____ Material to process
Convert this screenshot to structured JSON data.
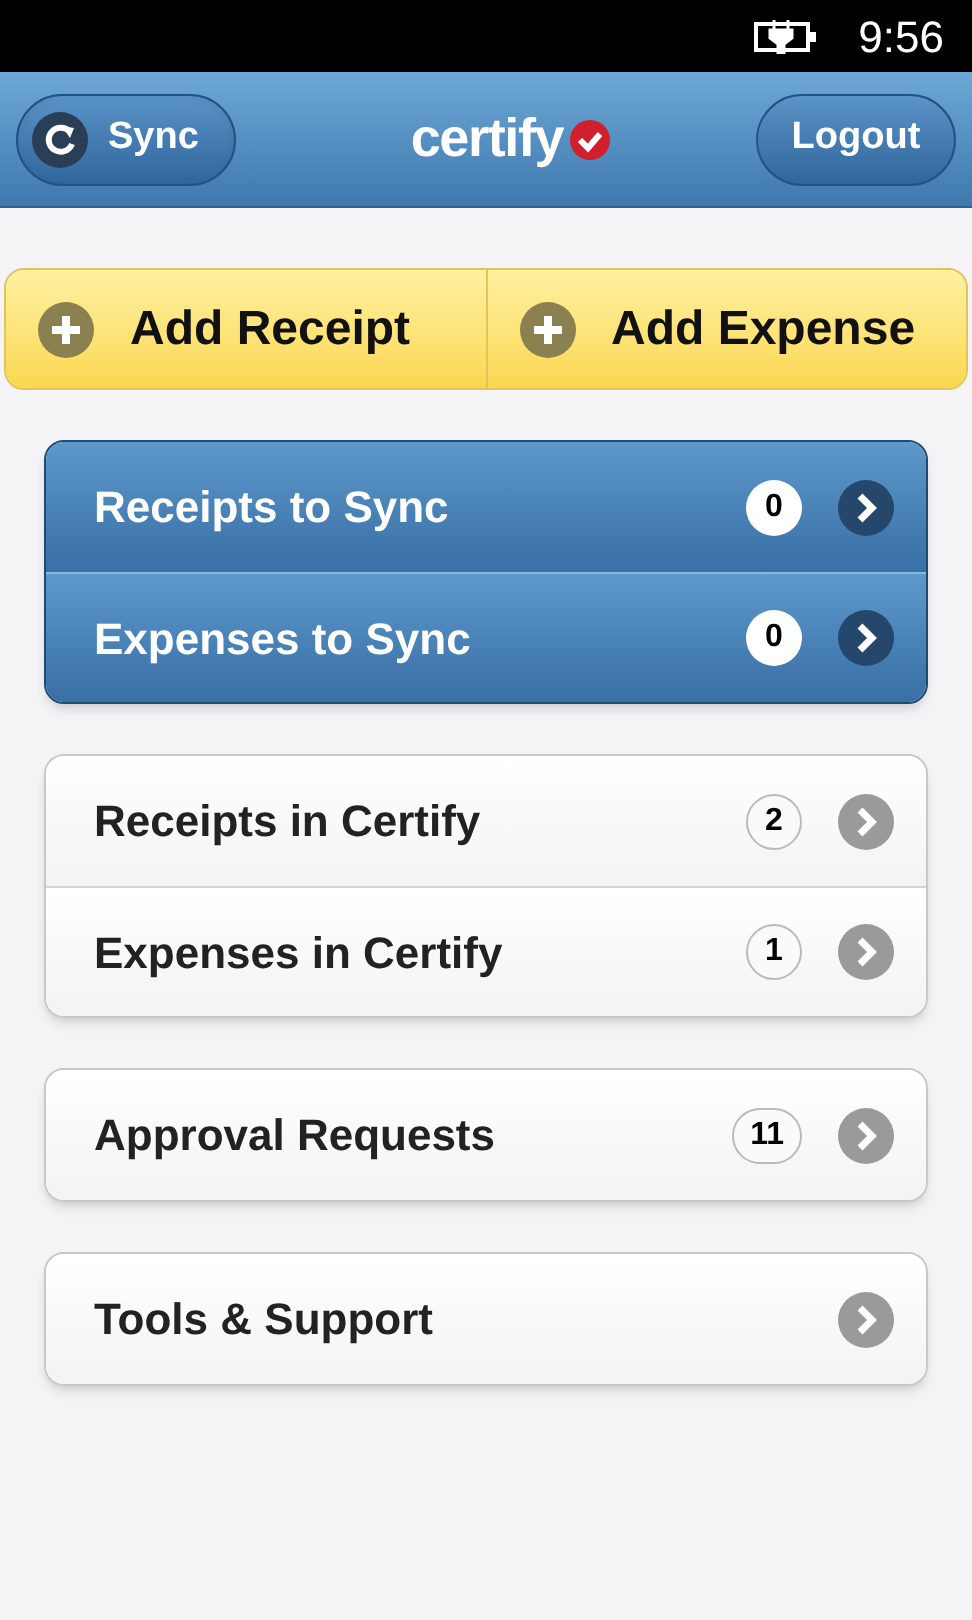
{
  "status_bar": {
    "time": "9:56"
  },
  "header": {
    "sync_button": "Sync",
    "logo": "certify",
    "logout_button": "Logout"
  },
  "add_buttons": [
    "Add Receipt",
    "Add Expense"
  ],
  "groups": [
    {
      "kind": "dark",
      "items": [
        {
          "label": "Receipts to Sync",
          "count": "0"
        },
        {
          "label": "Expenses to Sync",
          "count": "0"
        }
      ]
    },
    {
      "kind": "light",
      "items": [
        {
          "label": "Receipts in Certify",
          "count": "2"
        },
        {
          "label": "Expenses in Certify",
          "count": "1"
        }
      ]
    },
    {
      "kind": "light",
      "items": [
        {
          "label": "Approval Requests",
          "count": "11"
        }
      ]
    },
    {
      "kind": "light",
      "items": [
        {
          "label": "Tools & Support"
        }
      ]
    }
  ]
}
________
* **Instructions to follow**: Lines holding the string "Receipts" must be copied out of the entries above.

* **Exercise answer**:
          "label": "Receipts to Sync",
          "label": "Receipts in Certify",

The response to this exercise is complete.